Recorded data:
+---+

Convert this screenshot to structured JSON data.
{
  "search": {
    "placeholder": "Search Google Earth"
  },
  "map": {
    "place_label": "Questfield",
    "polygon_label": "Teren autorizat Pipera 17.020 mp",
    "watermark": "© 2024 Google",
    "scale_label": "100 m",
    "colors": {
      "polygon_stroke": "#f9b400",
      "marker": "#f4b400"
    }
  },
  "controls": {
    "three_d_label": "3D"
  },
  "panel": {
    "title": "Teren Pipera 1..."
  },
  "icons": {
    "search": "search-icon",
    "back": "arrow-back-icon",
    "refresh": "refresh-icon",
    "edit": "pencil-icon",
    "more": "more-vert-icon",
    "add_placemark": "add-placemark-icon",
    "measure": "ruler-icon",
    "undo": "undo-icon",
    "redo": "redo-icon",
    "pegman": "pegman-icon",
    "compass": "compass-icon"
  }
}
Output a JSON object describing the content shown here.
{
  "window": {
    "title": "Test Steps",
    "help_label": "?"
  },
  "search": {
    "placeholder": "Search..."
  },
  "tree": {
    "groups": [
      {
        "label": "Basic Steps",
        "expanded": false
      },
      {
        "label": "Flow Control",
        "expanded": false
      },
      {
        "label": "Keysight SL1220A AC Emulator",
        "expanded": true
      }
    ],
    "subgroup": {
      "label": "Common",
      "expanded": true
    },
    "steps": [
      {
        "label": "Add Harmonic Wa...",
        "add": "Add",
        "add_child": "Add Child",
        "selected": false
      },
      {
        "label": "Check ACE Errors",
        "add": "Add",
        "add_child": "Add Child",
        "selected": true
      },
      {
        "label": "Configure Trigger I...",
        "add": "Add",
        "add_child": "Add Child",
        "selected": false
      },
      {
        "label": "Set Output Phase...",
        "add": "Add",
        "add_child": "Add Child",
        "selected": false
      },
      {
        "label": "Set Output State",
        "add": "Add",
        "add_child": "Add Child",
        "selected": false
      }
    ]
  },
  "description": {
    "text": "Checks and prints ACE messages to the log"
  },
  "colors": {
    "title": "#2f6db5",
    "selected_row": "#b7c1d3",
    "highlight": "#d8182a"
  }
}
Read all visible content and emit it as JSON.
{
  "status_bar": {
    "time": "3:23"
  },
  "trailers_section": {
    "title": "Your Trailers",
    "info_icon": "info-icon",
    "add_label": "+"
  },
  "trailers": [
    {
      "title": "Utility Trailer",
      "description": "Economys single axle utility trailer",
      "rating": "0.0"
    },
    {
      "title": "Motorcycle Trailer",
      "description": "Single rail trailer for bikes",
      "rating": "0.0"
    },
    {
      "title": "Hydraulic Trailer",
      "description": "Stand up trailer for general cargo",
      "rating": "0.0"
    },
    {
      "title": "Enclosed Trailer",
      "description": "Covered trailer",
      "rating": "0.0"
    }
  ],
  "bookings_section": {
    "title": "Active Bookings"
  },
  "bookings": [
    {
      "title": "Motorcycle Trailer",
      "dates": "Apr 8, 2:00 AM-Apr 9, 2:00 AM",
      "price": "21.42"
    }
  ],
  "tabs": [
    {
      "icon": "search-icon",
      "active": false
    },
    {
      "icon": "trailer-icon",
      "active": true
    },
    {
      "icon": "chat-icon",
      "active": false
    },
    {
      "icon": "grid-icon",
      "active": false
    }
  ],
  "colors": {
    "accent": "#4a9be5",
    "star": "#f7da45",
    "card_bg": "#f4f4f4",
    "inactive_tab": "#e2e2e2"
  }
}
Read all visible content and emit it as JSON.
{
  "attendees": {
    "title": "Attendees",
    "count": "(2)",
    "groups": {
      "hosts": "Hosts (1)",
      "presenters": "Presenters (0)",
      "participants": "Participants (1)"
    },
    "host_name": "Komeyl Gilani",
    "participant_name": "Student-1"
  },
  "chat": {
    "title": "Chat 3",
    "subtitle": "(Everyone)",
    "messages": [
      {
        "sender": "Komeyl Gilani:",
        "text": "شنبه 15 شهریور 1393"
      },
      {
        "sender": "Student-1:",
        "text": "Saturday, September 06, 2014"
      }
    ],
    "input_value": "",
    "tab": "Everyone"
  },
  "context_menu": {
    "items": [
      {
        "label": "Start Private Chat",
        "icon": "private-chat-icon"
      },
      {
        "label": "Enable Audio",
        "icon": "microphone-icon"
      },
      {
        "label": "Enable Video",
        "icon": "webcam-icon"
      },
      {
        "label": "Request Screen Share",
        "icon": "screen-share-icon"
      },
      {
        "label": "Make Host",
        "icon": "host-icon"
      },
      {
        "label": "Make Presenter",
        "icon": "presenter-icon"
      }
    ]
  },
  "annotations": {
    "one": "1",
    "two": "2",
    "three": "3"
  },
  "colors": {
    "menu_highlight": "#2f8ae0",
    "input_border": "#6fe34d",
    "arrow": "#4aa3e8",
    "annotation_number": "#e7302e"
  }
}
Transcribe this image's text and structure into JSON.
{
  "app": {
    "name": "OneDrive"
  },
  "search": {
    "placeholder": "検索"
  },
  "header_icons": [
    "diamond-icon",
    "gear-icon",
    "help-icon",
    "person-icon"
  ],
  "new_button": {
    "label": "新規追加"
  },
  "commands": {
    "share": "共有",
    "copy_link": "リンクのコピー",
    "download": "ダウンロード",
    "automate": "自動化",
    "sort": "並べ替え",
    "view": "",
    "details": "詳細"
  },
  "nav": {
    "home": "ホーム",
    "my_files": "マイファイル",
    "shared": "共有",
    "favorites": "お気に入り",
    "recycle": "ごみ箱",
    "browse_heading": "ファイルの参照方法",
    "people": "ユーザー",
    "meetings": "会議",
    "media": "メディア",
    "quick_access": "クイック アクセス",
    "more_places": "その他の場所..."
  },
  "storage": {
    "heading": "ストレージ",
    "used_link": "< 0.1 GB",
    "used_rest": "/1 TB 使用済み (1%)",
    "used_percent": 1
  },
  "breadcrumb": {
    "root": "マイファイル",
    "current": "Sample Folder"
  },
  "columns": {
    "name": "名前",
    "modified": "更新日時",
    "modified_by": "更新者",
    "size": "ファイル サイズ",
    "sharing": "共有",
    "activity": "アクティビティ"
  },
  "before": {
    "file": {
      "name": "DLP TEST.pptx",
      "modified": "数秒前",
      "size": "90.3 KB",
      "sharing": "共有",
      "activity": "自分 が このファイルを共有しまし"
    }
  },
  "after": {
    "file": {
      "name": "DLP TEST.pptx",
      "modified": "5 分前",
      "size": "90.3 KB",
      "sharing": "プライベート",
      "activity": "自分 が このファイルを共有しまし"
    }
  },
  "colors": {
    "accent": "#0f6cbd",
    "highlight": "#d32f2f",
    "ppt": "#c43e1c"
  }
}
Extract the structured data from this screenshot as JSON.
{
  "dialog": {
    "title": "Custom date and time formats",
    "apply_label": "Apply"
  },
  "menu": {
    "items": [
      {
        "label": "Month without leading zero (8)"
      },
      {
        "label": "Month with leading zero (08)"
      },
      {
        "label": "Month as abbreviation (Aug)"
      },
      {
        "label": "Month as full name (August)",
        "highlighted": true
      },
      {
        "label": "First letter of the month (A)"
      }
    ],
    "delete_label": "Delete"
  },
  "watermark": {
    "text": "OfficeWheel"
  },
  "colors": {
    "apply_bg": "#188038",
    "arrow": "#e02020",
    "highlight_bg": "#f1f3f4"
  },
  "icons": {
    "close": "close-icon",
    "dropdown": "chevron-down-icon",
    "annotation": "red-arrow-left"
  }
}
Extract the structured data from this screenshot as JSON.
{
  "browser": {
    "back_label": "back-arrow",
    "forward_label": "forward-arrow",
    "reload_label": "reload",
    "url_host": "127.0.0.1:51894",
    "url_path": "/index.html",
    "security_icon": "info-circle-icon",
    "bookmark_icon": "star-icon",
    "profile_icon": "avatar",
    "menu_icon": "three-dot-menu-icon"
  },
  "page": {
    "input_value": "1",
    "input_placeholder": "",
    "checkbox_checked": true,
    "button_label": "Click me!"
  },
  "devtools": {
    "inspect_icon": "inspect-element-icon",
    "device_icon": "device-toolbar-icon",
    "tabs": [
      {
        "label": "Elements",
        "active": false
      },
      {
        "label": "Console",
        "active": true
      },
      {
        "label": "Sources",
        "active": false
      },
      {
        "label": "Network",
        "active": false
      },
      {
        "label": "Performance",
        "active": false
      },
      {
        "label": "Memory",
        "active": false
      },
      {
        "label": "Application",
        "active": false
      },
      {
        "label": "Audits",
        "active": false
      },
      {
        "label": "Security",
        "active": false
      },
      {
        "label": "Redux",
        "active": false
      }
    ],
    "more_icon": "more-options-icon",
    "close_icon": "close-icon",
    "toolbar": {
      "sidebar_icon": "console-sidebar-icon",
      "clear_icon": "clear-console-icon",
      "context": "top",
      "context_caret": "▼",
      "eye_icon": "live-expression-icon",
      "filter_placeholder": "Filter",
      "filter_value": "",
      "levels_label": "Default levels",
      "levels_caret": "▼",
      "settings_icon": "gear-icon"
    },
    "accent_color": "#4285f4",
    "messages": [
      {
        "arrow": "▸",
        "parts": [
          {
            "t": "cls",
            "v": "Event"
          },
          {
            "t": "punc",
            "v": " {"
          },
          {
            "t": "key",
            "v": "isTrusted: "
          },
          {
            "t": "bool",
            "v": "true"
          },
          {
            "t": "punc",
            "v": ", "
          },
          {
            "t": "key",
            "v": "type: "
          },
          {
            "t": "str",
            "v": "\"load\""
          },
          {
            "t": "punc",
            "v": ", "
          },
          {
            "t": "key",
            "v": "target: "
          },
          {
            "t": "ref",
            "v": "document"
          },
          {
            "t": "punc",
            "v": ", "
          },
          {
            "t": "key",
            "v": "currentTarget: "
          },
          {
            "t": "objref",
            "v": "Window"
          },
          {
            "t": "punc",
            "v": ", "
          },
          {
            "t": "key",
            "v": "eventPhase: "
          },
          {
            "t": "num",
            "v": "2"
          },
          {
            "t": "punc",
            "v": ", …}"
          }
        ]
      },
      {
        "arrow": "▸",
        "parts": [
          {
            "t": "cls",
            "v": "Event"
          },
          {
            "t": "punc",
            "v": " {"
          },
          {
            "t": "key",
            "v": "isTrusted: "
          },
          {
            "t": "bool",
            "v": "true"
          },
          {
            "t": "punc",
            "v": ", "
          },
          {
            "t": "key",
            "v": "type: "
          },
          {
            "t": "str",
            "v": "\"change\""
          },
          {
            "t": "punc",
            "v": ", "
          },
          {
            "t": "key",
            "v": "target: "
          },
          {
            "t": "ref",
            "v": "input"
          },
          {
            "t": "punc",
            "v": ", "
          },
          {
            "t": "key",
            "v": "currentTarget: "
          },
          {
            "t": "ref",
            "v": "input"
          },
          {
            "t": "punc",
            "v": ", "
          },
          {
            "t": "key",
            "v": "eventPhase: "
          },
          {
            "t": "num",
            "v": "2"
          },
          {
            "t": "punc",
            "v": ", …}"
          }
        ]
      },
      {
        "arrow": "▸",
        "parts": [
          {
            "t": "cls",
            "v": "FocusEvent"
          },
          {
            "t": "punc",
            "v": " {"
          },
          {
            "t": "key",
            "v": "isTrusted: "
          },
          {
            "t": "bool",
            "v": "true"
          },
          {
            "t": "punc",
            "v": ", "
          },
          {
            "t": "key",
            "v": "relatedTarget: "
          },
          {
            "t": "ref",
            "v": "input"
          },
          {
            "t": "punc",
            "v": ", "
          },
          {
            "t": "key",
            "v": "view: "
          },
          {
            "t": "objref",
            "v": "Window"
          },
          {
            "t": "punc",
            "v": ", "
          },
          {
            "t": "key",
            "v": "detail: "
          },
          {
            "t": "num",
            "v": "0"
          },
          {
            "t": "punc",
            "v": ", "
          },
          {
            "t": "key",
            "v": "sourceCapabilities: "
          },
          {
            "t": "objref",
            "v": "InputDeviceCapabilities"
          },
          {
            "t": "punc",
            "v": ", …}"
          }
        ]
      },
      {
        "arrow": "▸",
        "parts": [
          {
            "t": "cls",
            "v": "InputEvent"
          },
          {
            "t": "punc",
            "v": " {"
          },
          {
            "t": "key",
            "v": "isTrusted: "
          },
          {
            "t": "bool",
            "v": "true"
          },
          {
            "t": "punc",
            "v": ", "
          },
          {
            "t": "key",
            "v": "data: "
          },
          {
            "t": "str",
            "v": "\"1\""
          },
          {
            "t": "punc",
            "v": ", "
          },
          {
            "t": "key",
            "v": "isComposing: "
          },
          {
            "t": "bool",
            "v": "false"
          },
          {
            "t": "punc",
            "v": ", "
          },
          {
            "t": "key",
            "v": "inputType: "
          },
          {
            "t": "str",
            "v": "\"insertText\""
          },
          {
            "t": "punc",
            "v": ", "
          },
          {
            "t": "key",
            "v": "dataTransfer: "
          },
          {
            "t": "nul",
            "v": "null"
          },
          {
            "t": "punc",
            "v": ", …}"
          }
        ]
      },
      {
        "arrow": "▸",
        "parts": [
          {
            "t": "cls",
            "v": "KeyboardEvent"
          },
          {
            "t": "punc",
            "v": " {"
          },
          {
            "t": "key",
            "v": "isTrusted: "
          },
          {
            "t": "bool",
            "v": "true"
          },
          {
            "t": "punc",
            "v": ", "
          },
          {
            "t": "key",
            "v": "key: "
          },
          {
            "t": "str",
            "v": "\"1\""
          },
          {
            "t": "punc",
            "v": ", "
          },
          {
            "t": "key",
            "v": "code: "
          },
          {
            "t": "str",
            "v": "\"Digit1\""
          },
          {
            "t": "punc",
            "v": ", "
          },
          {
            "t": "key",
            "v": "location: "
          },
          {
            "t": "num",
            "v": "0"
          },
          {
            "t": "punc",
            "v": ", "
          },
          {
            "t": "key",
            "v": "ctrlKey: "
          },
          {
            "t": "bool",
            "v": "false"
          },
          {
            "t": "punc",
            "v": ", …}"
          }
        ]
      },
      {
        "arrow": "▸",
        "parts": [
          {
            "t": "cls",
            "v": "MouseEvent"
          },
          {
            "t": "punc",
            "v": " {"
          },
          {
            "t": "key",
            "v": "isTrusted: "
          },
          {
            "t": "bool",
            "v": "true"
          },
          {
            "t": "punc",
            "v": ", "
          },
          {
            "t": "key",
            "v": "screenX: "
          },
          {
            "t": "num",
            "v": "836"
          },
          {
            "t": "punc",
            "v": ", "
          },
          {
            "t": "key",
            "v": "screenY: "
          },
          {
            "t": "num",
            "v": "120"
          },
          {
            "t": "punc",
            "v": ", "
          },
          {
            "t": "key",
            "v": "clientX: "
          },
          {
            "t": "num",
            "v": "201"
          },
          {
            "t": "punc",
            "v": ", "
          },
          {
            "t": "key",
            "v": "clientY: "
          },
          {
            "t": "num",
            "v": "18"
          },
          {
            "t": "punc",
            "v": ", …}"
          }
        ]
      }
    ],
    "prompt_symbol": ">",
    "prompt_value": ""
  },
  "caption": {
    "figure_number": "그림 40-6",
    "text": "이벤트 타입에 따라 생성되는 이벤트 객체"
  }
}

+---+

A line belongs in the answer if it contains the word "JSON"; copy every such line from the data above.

| OUTPUT FOR THIS EXERCISE |
Convert this screenshot to structured JSON data.
Output a JSON object describing the content shown here.
Read all visible content and emit it as JSON.
Read all visible content and emit it as JSON.
Transcribe this image's text and structure into JSON.
Extract the structured data from this screenshot as JSON.
Extract the structured data from this screenshot as JSON.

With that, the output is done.